What is a Dilapidation Survey?
A Dilapidation’s Survey is a detailed survey that records the condition of any aspect of the building fabric and its services due to wear and tear including things such staining on floors, walls and ceilings. These Surveys are usually requested prior to letting to new tenants or concluding or terminating a contract.
The Dilapidation Survey will provide a detailed assessment on a room by room basis covering:
A risk assessment is also undertaken which gives a score for the Severity of the and Probability.
1. Firstly this confirms whether maintenance contracts have been carried out in accordance with the contract.
2. The survey can form the basis to renegotiate maintenance contracts when the actual condition of the building fabric and services is established.
3. Confirms the precise condition of a building prior to changes or sub-letting.
As with a standard survey, the dilapidation survey will be undertaken throughout the building ensuring that each room is thoroughly considered. The Surveyor will ensure that he has made entries against, and where applicable taken digital photographs of, each of the following subjects in each room:
|Doors and Frames||Windows||Light Fittings|
|Radiator||Electrics||IT and Communications|
|Wall Fans||Grilles and Diffusers||Plant and equipment|
|Mechanical and Electrical Services|
The report that is created details condition and associated risk assessment of each entry, offering budget costs to ensure the client can prioritise any remedial work that is required.
It is not uncommon for the Surveyor to include rankings for each item requiring remedial action, scoring each entry between 1 and 3 (or not inspected).
Condition 1 – No Repair Required | Condition 2 – Defects need Repair but are not Serious | Condition 3 – Defects are Serious.
Some common questions asked are:
It is usual to undertake the Survey prior to the signing of a lease. The survey will confirm the condition of the property at the time of taking up the lease and offer an indication of any work that may be required either immediately or potentially in the future. It is vital for any tenant to understand when signing the lease that during the term of the lease, regular or planned maintenance will avoid greater expense when the lease is terminated.
In most instances any tenant with a commercial lease is required to ensure that property is kept in good repair, unless they have a specific agreement with their landlord. Indeed, the fact that the property was in a poor condition when the lease was signed is irrelevant; you have to ensure that they are put right at the end of the lease period. The best advice is to negotiate a lower premium to compensate you for the costs that you will face to refurbish the property or to repair at the end.

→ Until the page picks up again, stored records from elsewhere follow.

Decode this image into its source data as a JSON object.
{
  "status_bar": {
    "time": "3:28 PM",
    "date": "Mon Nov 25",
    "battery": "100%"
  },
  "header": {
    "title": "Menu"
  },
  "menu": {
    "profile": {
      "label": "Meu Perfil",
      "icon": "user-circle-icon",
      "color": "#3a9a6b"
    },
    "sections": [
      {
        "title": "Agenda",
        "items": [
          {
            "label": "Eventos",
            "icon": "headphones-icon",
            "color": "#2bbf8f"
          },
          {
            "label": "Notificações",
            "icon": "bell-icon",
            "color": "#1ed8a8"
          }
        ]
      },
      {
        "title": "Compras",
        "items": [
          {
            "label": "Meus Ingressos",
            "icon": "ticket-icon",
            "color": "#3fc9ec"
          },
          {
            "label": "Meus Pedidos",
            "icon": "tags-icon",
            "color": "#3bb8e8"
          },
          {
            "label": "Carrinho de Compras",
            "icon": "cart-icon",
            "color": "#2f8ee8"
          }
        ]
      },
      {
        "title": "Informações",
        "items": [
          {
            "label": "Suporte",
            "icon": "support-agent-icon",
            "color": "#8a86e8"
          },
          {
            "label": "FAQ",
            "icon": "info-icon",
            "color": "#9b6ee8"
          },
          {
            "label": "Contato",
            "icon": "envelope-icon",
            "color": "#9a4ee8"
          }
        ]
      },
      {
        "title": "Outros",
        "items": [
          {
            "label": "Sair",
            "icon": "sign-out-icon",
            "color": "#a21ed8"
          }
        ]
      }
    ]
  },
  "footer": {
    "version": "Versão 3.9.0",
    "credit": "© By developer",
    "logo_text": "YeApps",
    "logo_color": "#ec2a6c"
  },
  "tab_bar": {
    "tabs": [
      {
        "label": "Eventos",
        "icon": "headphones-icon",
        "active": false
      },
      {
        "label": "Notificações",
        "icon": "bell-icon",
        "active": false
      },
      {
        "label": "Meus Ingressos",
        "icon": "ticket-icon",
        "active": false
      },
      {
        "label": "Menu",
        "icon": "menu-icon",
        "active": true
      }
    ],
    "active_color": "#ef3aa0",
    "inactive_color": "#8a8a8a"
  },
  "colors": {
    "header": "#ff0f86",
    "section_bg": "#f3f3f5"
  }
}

An alternative is to agree with the landlord that the premises can be returned at the end of the lease in a condition similar to the state in which they were received. In the event that the landlord agrees to this, it is then prudent to get a schedule of condition undertaken by a Building Surveyor and attached to the lease.
It is important to understand that landlords do not generally serve dilapidation claims earlier than three years prior to the completion of the lease. The tenant may have a statutory right to apply for a new lease and it is unlikely in this scenario that a Landlord will serve a dilapidations claim. Once a tenant has indicated a likeliness to not renew, then the Landlord is well within his rights (as determined by the lease) to serve notice of dilapidations.
This scenario is dependent upon the terms of lease and any license (consent) that the Landlord may have granted for the alternations to be undertaken.
By granting consent for alterations the landlord probably required that at the end of the lease the tenant restored the property back to its original state (if requested to do so). If the Landlord feels the alterations have added value then he will no doubt allow these to remain in place. If the landlord feels that the alterations have devalued the property, they will probably require that the property be reinstated at the completion of the lease or pay the associated cost.
The exception is if neither the lease nor the license for alterations gives the landlord the option of requesting reinstatement.
Simply put no. The tenant does not have to accept a Dilapidation without taking professional advice for a Building Surveyor or Solicitor. In some instances the cost may have been inflated or the claim may include items which are not valid. It is also possible that the landlord may intend to demolish the therefore claims for monies to reinstate will not be granted.
If this where to be the case then it is likely that the tenant would have a good defence at law to the claim. If an agreement cannot be reached, the landlord had recourse to the courts but this is a slow and expensive process. Both sides can incur heavy costs and in general the Landlords will avoid this scenario if they can. As mentioned above, consult with a solicitor as well as your building surveyor. In a court hearing your building surveyor will be able to act as an expert witness on your behalf.